It is an integral part of the Institute of Cultural Affairs’ Technology of Participation (ToP) methodology, and it is a technique we’ll come back to.
The Process in Practice
The book The Art of Focused Conversation: 100 Sample Conversations for the Workplace has a range of useful dialogue guides, including one on how to have a tricky conversation around an ethical quandary.
Here’s a brief excerpt adapted for brevity (and with permission). Get the book for the full question set:
- Let’s talk about this. Shall we have coffee?
- What are some of the facts about the decision you’re facing?
- How would you describe the problem and the situation?
- What are different aspects of the problem?
- What are the demands and pressures you face on this?
- What makes it so hard to decide?
- What is it like being in this situation?
- What are the options?
- What values do you want to hold in making this decision?
- Take the first option. What are the advantages? What is the downside?
- Take the second option. What would be the advantage?
- What would be the disadvantage?
- What would be the impact of this decision on your life?
- What consequences will you need to be prepared for?
- What will be the first steps in carrying it out?
- This has been a very difficult choice to make …
Try It Out
Grab a trusted friend or colleague and try working through an ethical conundrum you’re facing. Then swap roles. What surprised you? What might you do differently next time you’re facing an ethical dilemma with a colleague or client?
Being able to handle ethics is at the very core of the practice of both professions — indeed any profession.
And if you want to explore more approaches like the above, download your free copy of #FacPower. Like a good cookbook, don’t try all the recipes at once. Rather, dip in and out for best results. Together you can explore how to build a bridge and get better results for both of you — and the people and organizations you serve. If you come up with new insights and examples, be sure to share using the #FacPower hashtag.
 Reprinted with permission The Art of Focused Conversation: 100 Sample Conversations for the Workplace, The Canadian Institute of Cultural Affairs, ICA Associates Inc. Toronto. 1999. New Society Press, Gabriola Island.
Martin Gilbraith, MA, CPF|M, and Michael Ambjorn, CDir, SCMP
Martin Gilbraith, MA, CPF|M, works as a facilitator, trainer and consultant to help groups, teams and partnerships work more effectively together to bring about lasting change.

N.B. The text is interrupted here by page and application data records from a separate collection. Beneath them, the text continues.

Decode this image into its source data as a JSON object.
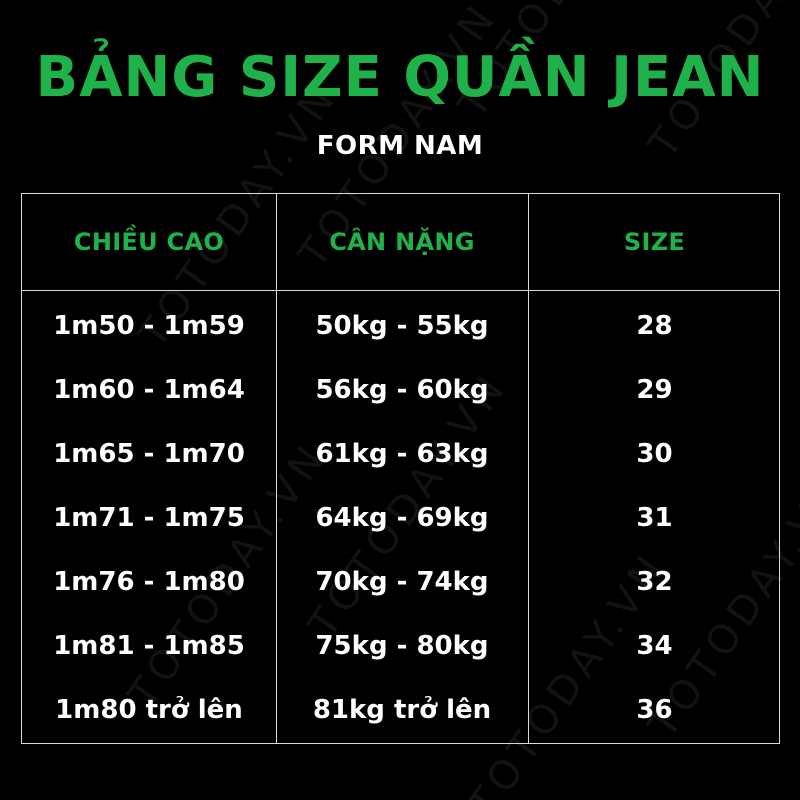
{
  "watermark": "TOTODAY.VN",
  "title": "BẢNG SIZE QUẦN JEAN",
  "subtitle": "FORM NAM",
  "colors": {
    "background": "#000000",
    "accent": "#1fb24a",
    "text": "#ffffff",
    "border": "#d9d9d9"
  },
  "table": {
    "headers": [
      "CHIỀU CAO",
      "CÂN NẶNG",
      "SIZE"
    ],
    "rows": [
      [
        "1m50 - 1m59",
        "50kg - 55kg",
        "28"
      ],
      [
        "1m60 - 1m64",
        "56kg - 60kg",
        "29"
      ],
      [
        "1m65 - 1m70",
        "61kg - 63kg",
        "30"
      ],
      [
        "1m71 - 1m75",
        "64kg - 69kg",
        "31"
      ],
      [
        "1m76 - 1m80",
        "70kg - 74kg",
        "32"
      ],
      [
        "1m81 - 1m85",
        "75kg - 80kg",
        "34"
      ],
      [
        "1m80 trở lên",
        "81kg trở lên",
        "36"
      ]
    ]
  }
}
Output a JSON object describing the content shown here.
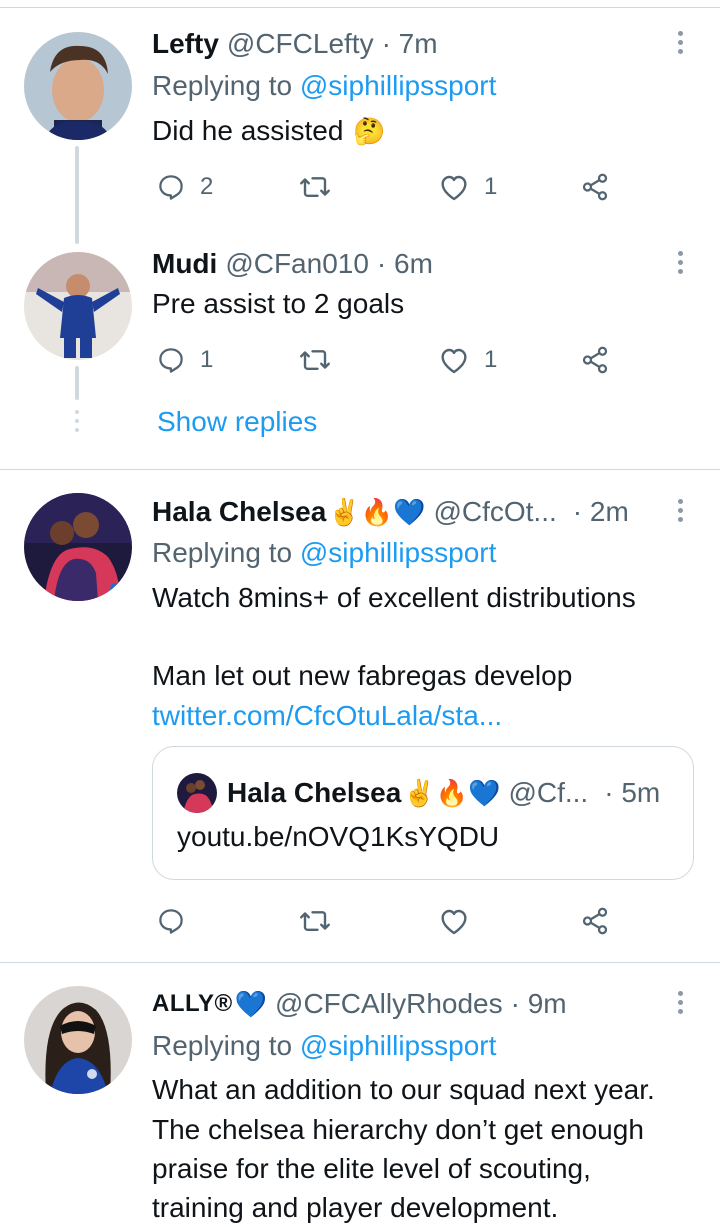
{
  "tweets": [
    {
      "name": "Lefty",
      "handle": "@CFCLefty",
      "time": "· 7m",
      "emoji_after_name": "",
      "replying_prefix": "Replying to",
      "replying_to": "@siphillipssport",
      "text": "Did he assisted",
      "text_emoji": "🤔",
      "reply_count": "2",
      "retweet_count": "",
      "like_count": "1"
    },
    {
      "name": "Mudi",
      "handle": "@CFan010",
      "time": "· 6m",
      "text": "Pre assist to 2 goals",
      "reply_count": "1",
      "retweet_count": "",
      "like_count": "1"
    },
    {
      "name": "Hala Chelsea",
      "name_emojis": "✌️🔥💙",
      "handle": "@CfcOt...",
      "time": "· 2m",
      "replying_prefix": "Replying to",
      "replying_to": "@siphillipssport",
      "text_line1": "Watch 8mins+ of excellent distributions",
      "text_line2": "Man let out new fabregas develop",
      "link": "twitter.com/CfcOtuLala/sta...",
      "quote": {
        "name": "Hala Chelsea",
        "name_emojis": "✌️🔥💙",
        "handle": "@Cf...",
        "time": "· 5m",
        "text": "youtu.be/nOVQ1KsYQDU"
      },
      "reply_count": "",
      "retweet_count": "",
      "like_count": ""
    },
    {
      "name": "ALLY®",
      "name_emojis": "💙",
      "handle": "@CFCAllyRhodes",
      "time": "· 9m",
      "replying_prefix": "Replying to",
      "replying_to": "@siphillipssport",
      "text_lines": [
        "What an addition to our squad next year.",
        "The chelsea hierarchy don’t get enough",
        "praise for the elite level of scouting,",
        "training and player development."
      ]
    }
  ],
  "show_replies": "Show replies",
  "icons": {
    "reply": "reply-icon",
    "retweet": "retweet-icon",
    "like": "heart-icon",
    "share": "share-icon",
    "more": "more-vertical-icon"
  },
  "colors": {
    "accent": "#1d9bf0",
    "secondary_text": "#536471",
    "divider": "#cfd9de"
  }
}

What drives him is his passion and commitment to make a positive difference in the world and to support and enable others to do so as well. He began his career in grassroots community development work in India, Africa and the Middle East, after awakening to his own passion and commitment as an international volunteer. He has been facilitating and training, specializing in ICA’s ToP facilitation methodology, since 1986. Since 1997, he has worked with a wide range of clients in the U.K. and overseas.
With 20+ years of leading people, Michael Ambjorn, CDir, SCMP, has run organizations, chaired boards and developed change makers. As a mentor, he provides 1:1 advice to chairs, chief execs and senior leaders — and the next generation of change makers — on strategy, change and turnarounds. He is also a past chair of IABC. Ambjorn is particularly interested in how strategic alignment can focus people and enable sustainable growth and renewal. He spends a lot of time at the intersection of people, tech and sustainability. And he is a committed espresso drinker.